Award-winning invention takes the danger out of rail

Jennifer Shand Jennifer Shand Australasia Press Office,Sydney
21 October 2020

An Arup invention – the electronic danger tag (e-DT) – has won a national industry award, recognising its potential to improve safety, cut costs and reduce service disruptions on electrified rail networks.

Described as ‘game-changing with global application’, the remote-controlled device received the 2020 Australasia Rail Industry Award for Innovation and Technology.

The Arup team developed the e-DT to revolutionise the costly and slow process for safely managing high voltage power supplies during track maintenance or an incident response.

Sydney Trains has been rigorously testing the e-DT in off-system trials with very positive results, and will soon commence using it at Central Station ahead of a potential wider roll-out across the network.

This new technology changes the decades-old practice of having people spend hours out on the tracks. ” David Stuart-Smith David Stuart-Smith Arup Global Rail Skills Network Leader

“Instead of physically attaching and later removing a ‘DANGER – Do Not Operate’ tag at each isolation point for overhead power lines, control room operators can activate the e-DT,” said David.

“When deployed as part of a remote isolation and rail connecting system, it saves a lot of the available time during a service shut-down, meaning more work can be done.
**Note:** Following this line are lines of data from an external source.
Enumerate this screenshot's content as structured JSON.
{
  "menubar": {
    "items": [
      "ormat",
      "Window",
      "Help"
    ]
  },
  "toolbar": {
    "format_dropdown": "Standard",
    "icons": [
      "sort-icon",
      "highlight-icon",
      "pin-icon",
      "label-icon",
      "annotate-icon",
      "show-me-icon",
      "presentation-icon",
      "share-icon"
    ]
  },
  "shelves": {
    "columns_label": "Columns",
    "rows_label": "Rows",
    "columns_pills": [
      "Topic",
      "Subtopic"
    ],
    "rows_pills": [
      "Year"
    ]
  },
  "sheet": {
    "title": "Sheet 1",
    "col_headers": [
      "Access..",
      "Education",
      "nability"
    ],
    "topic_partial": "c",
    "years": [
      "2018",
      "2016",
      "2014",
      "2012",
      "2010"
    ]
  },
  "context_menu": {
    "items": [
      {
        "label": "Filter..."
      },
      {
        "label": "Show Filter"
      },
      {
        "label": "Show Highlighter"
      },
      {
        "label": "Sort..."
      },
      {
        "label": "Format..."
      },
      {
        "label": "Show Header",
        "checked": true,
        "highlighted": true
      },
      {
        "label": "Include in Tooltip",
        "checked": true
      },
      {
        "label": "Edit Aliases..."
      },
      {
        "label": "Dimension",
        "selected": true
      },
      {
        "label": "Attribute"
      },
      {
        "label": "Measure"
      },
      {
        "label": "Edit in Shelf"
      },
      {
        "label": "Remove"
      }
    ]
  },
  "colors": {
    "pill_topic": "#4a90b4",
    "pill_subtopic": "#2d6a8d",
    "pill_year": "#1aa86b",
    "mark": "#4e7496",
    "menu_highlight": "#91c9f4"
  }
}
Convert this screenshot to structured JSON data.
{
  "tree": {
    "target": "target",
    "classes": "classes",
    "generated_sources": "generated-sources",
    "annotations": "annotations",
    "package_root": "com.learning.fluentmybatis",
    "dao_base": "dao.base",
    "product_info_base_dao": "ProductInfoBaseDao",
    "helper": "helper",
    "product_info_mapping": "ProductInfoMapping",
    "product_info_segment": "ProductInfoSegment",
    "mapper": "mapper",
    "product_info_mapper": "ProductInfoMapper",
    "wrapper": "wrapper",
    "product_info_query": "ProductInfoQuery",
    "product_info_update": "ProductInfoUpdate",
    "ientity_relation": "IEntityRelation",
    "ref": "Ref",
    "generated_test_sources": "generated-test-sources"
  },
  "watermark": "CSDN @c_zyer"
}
It also means the response time is much quicker if there is a major incident - hours become minutes.”

David gave the example of an extensive isolation on the Sydney rail network (involving 39 switching locations and 176 switches) which could take up to five hours using traditional methods, being managed in 15 to 30 minutes with a remote isolation and rail connecting system enabled by the e-DT. Not only faster in cutting and restoring traction supply, the e-DT reduces the possibility of human error by providing the control room operator with direct visibility and control of the danger tag rather than relying on verbal communication with a field operator.

The tag is a stand-alone unit, about the size of a tissue box, which is weatherproof and resistant to mechanical shocks or electromagnetic disturbances.  It has a window display with either a ‘DANGER – Do Not Operate’ label or a black line when it is in a disengaged (clear) state.

“More than just a visual warning, it locks the switch, preventing accidental operation of the switch. The e-DT sets new benchmarks for compliance and safety,” David said.

With ‘DANGER – Do Not Operate’ tags used in almost every rail network in the world, the e-DT is potentially a game-changer for the industry both in Australia and internationally. ”

Accepting the Australasian Rail Association award, David paid tribute to colleagues Janine Joannou, Hatem Makkar, Tiernan Rankin and Project Director Gabriel McGowan.

He also thanked Infraco for building the prototype and Sydney Trains for the opportunity to work on the Remote Isolation and Rail Connection project.